How many? Millions. All over the world. So if you suffer the effects of this SAD disorder, you have a lot of company.
Take a look at these facts: One of the psychiatry science journals did an extensive review of seasonal depression disorder studies. Their research showed that estimates of SAD disorder in different populations of the world ranged anywhere from 0% to 9.7%.
They concluded that seasonal affective disorder (also known as seasonal or winter depression) appears to be a fairly common disorder. (Reference: Acta Psychiatr Scand. 2000 Mar;101(3):176-84)
...winter depression is more common among people living in regions of the world where sunlight is reduced because of cloudy skies during the winter months. Decreased exposure to light seems to be a big clue to discovering the cause, and treatment, of seasonal affective disorder.
For example, in the United States (U.S.), symptoms of SAD disorder are at least 2 and 1/2 times more common during the fall and winter months in northern states—places such as Pennsylvania, New Hampshire (11% of the population), and New York—than they are in southern states like Florida.
And here's a question several people have asked recently:
Back in 1992, a study was conducted by researchers at The University of Alaska at Anchorage and published in the September issue of the American Journal of Psychiatry.
They surveyed 283 people living in Fairbanks, Alaska, where at the beginning of winter, daylight lasts for less than four hours. It showed the following:
A friend of mine was stationed in Alaska for a few years and said it could get very depressing living there during the winter.
Sounds like a lot of people in Alaska could benefit from the two resources I mention below!

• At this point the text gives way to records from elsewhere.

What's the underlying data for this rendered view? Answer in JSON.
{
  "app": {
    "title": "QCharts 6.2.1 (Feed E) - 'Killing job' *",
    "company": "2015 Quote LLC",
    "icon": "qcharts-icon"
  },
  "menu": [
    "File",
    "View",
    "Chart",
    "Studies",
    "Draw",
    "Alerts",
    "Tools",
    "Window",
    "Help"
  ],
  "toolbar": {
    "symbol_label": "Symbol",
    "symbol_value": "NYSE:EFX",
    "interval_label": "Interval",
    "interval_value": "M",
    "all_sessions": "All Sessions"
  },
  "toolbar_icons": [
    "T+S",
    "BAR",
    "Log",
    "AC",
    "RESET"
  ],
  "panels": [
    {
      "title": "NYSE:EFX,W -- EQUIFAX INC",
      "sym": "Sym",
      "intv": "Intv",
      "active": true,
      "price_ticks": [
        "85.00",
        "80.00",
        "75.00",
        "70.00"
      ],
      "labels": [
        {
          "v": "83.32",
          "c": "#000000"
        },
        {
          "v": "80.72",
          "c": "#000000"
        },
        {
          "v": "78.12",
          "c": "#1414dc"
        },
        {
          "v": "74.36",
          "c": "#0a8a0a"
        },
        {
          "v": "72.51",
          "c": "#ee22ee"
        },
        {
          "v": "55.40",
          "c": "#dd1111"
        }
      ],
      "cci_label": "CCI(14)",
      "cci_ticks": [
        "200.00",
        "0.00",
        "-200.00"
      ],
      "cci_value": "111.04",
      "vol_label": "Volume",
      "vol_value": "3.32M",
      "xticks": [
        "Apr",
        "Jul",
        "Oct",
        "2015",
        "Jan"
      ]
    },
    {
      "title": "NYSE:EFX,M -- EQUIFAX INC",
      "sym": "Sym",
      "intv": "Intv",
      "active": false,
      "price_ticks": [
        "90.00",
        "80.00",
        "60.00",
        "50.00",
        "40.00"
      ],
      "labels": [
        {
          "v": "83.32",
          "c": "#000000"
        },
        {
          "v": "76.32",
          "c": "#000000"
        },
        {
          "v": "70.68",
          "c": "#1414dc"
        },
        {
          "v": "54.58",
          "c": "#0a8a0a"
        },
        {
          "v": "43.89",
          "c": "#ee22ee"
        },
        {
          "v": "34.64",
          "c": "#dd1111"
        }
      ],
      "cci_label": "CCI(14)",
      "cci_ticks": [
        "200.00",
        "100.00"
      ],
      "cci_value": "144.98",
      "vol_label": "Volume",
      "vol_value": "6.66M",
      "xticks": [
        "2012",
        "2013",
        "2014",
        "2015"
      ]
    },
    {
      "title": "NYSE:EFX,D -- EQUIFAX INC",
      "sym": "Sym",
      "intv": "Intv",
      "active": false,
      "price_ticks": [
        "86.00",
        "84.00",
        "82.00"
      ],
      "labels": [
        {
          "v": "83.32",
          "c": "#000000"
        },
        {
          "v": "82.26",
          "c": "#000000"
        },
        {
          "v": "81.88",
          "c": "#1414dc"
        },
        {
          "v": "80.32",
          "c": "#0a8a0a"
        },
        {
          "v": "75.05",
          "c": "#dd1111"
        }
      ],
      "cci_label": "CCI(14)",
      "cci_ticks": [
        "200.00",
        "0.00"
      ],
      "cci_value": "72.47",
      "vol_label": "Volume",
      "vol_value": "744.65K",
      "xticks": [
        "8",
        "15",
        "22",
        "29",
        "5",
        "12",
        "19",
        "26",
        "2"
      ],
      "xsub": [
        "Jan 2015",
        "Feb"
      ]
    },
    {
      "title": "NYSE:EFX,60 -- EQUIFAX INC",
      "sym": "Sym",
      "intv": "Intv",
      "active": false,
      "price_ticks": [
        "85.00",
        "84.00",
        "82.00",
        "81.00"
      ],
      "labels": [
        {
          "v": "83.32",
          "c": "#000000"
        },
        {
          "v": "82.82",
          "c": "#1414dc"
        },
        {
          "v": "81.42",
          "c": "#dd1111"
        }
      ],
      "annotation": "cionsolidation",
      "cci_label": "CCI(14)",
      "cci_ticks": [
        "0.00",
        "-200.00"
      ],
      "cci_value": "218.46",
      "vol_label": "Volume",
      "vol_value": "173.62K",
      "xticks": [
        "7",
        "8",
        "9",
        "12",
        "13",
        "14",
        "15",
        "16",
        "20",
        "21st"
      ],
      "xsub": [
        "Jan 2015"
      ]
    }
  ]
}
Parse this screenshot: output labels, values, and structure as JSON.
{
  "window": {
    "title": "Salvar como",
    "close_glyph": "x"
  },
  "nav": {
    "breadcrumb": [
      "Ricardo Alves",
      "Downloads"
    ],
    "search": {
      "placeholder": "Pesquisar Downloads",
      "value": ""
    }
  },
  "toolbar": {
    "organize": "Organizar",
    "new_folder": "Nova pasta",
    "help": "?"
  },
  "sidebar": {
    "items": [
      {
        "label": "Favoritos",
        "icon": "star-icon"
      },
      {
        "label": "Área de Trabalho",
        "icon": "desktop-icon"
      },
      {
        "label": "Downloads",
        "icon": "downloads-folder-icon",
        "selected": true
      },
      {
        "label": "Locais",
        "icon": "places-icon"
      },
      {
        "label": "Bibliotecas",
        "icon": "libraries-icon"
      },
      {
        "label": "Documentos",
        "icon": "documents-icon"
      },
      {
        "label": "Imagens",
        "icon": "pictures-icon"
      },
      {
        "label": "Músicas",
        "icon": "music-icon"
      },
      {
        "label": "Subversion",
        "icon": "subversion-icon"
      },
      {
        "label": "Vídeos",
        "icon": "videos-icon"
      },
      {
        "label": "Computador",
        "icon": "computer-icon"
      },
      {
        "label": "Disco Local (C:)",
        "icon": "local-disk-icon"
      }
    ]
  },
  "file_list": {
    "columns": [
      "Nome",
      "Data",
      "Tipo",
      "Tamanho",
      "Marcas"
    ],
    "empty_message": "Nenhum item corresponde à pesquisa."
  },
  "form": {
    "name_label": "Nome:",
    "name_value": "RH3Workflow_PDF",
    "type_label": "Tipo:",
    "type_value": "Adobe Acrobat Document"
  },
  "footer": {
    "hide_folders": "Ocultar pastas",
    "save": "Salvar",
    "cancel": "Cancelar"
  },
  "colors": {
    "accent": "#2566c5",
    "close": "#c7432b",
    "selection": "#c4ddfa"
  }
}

Especially the natural remedies for anxiety and depression.
Serious cases of SAD syndrome may affect as many as 10 million people in the U.S. Not only that, there may be millions more...perhaps as many as 10 to 20% of the people in the U.S. who have a mild form of SAD depression (the winter blues).

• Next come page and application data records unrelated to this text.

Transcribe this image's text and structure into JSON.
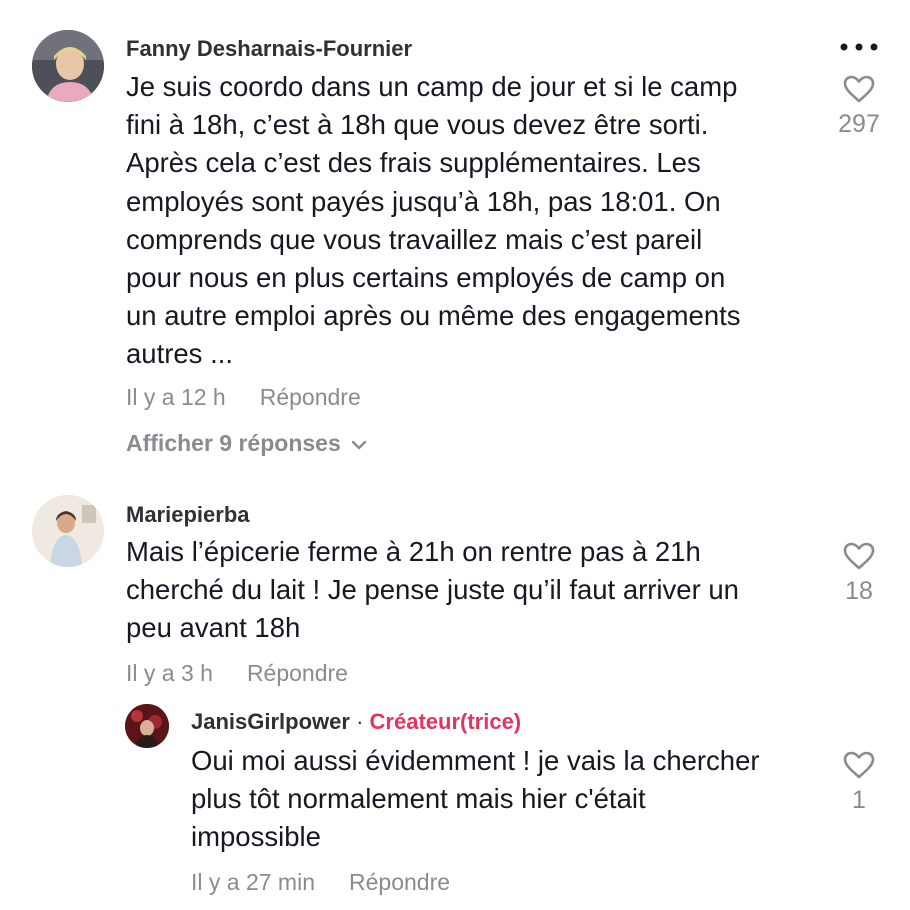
{
  "comments": [
    {
      "username": "Fanny Desharnais-Fournier",
      "lines": [
        "Je suis coordo dans un camp de jour et si le camp",
        "fini à 18h, c’est à 18h que vous devez être sorti.",
        "Après cela c’est des frais supplémentaires. Les",
        "employés sont payés jusqu’à 18h, pas 18:01. On",
        "comprends que vous travaillez mais c’est pareil",
        "pour nous en plus certains employés de camp on",
        "un autre emploi après ou même des engagements",
        "autres ..."
      ],
      "time": "Il y a 12 h",
      "reply_label": "Répondre",
      "likes": "297",
      "view_replies": "Afficher 9 réponses"
    },
    {
      "username": "Mariepierba",
      "lines": [
        "Mais l’épicerie ferme à 21h on rentre pas à 21h",
        "cherché du lait ! Je pense juste qu’il faut arriver un",
        "peu avant 18h"
      ],
      "time": "Il y a 3 h",
      "reply_label": "Répondre",
      "likes": "18"
    }
  ],
  "reply": {
    "username": "JanisGirlpower",
    "separator": "·",
    "badge": "Créateur(trice)",
    "lines": [
      "Oui moi aussi évidemment ! je vais la chercher",
      "plus tôt normalement mais hier c'était",
      "impossible"
    ],
    "time": "Il y a 27 min",
    "reply_label": "Répondre",
    "likes": "1"
  },
  "icons": {
    "more": "more-horizontal-icon",
    "like": "heart-outline-icon",
    "expand": "chevron-down-icon"
  },
  "colors": {
    "text": "#161823",
    "muted": "#8a8b91",
    "creator_badge": "#e5345e"
  }
}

In the United Kingdom, the science journal Drug and Therapeutics Bulletin estimates that 6% of the population there has SAD disorder.
On the other hand, seasonal depression is extremely rare in countries that lie closer to the equator where Mr. Sunshine is smiling bright at just about any time of year.

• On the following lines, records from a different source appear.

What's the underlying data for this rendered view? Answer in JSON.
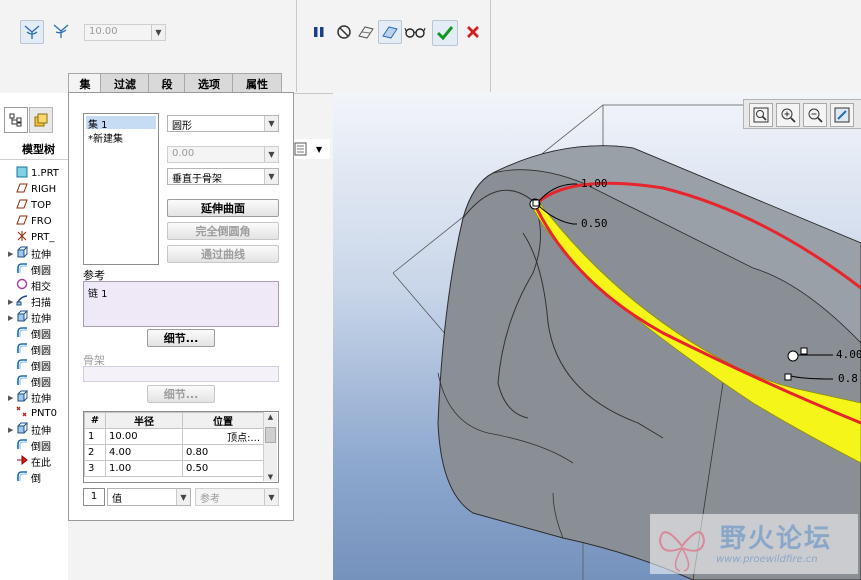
{
  "toolbar": {
    "radius_value": "10.00",
    "pause_icon": "pause-icon",
    "no_preview_icon": "no-preview-icon",
    "verify_icon": "verify-glasses-icon",
    "ok_icon": "checkmark-icon",
    "cancel_icon": "close-icon"
  },
  "tabs": [
    {
      "label": "集",
      "active": true
    },
    {
      "label": "过滤"
    },
    {
      "label": "段"
    },
    {
      "label": "选项"
    },
    {
      "label": "属性"
    }
  ],
  "sets_panel": {
    "sets": [
      "集 1",
      "*新建集"
    ],
    "shape_select": "圆形",
    "disabled_value": "0.00",
    "method_select": "垂直于骨架",
    "btn_extend": "延伸曲面",
    "btn_full_round": "完全倒圆角",
    "btn_through_curve": "通过曲线",
    "references_label": "参考",
    "references_item": "链 1",
    "details_btn": "细节...",
    "skeleton_label": "骨架",
    "skeleton_details_btn": "细节...",
    "table": {
      "headers": [
        "#",
        "半径",
        "位置"
      ],
      "rows": [
        [
          "1",
          "10.00",
          "顶点:..."
        ],
        [
          "2",
          "4.00",
          "0.80"
        ],
        [
          "3",
          "1.00",
          "0.50"
        ]
      ]
    },
    "footer_index": "1",
    "value_select": "值",
    "reference_select": "参考"
  },
  "model_tree": {
    "tab_label": "模型树",
    "items": [
      {
        "label": "1.PRT",
        "icon": "part-icon"
      },
      {
        "label": "RIGH",
        "icon": "datum-plane-icon"
      },
      {
        "label": "TOP",
        "icon": "datum-plane-icon"
      },
      {
        "label": "FRO",
        "icon": "datum-plane-icon"
      },
      {
        "label": "PRT_",
        "icon": "coordinate-system-icon"
      },
      {
        "label": "拉伸",
        "icon": "extrude-icon"
      },
      {
        "label": "倒圆",
        "icon": "round-icon"
      },
      {
        "label": "相交",
        "icon": "intersect-icon"
      },
      {
        "label": "扫描",
        "icon": "sweep-icon"
      },
      {
        "label": "拉伸",
        "icon": "extrude-icon"
      },
      {
        "label": "倒圆",
        "icon": "round-icon"
      },
      {
        "label": "倒圆",
        "icon": "round-icon"
      },
      {
        "label": "倒圆",
        "icon": "round-icon"
      },
      {
        "label": "倒圆",
        "icon": "round-icon"
      },
      {
        "label": "拉伸",
        "icon": "extrude-icon"
      },
      {
        "label": "PNT0",
        "icon": "datum-point-icon"
      },
      {
        "label": "拉伸",
        "icon": "extrude-icon"
      },
      {
        "label": "倒圆",
        "icon": "round-icon"
      },
      {
        "label": "在此",
        "icon": "insert-here-icon"
      },
      {
        "label": "倒",
        "icon": "round-icon"
      }
    ]
  },
  "viewport": {
    "dims": {
      "d1": "1.00",
      "d2": "0.50",
      "d3": "4.00",
      "d4": "0.8"
    },
    "accent_red": "#e8242c",
    "accent_yellow": "#f5f51a",
    "model_color": "#8a8f96"
  },
  "watermark": {
    "title": "野火论坛",
    "url": "www.proewildfire.cn"
  }
}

Researchers at the Institute of Clinical Medicine in Norway report that "...the population of Northern Norway, living without sun for two winter months, does not spontaneously complain about depression during the dark period. Large population studies from Northern Norway do not point to a higher prevalence of depression in winter than expected in any other general population." (Reference: Epidemiol Psichiatr Soc. 2008 Apr-Jun;17(2):120-7).
By including this information on Norway, I don't mean to confuse you on the issue of seasonal depression. And I don't do it to give ammunition to all the skeptics who ask, "Is seasonal affective disorder real?"
Because the fact is, according to Dr. Michael Terman, who specializes in SAD research at Columbia University Medical Center in New York, seasonal depression is as severe as any depression. (Source: CBS Sunday Morning.)
Because it can often be truly difficult to come up with a diagnosis in medicine. Obviously, as this Norway study shows, that's sometimes the case with this SAD disorder. Understand that there are different types of depression. Plus mood changes have different causes.
Another thing. If you do have seasonal depression, don't isolate yourself. Work closely together with the doctor and other trained medical professionals to discover the therapy that's just right for you. After all, we don't all wear the same size shoe.
I recently came across a supplement and some information that may be a big help to
Click here for Neuro-Natural Serenity, a natural remedy for anxiety, depression, and stress. (Link opens in a new window.)
You can also see some good information there on depression,
stress, and anxiety. Simply type one of those terms into the search box they provide on that website.
There's information on:
Whether you have SAD disorder, depression, anxiety, or stress, each of the above resources may be of great help to you.
Here's A Free Audio for You On SAD Syndrome
Part 1: Depressed In Fall and Winter? Could Be Seasonal Depression.
Part 3: 13 Symptoms of Seasonal Affective Disorder
Part 4: 5 Tips for Seasonal Affective Disorder Treatment
Best Light Therapy for SAD: White, Blue, Green, or Red?
Return From SAD Disorder To Sleep Disorders Home Page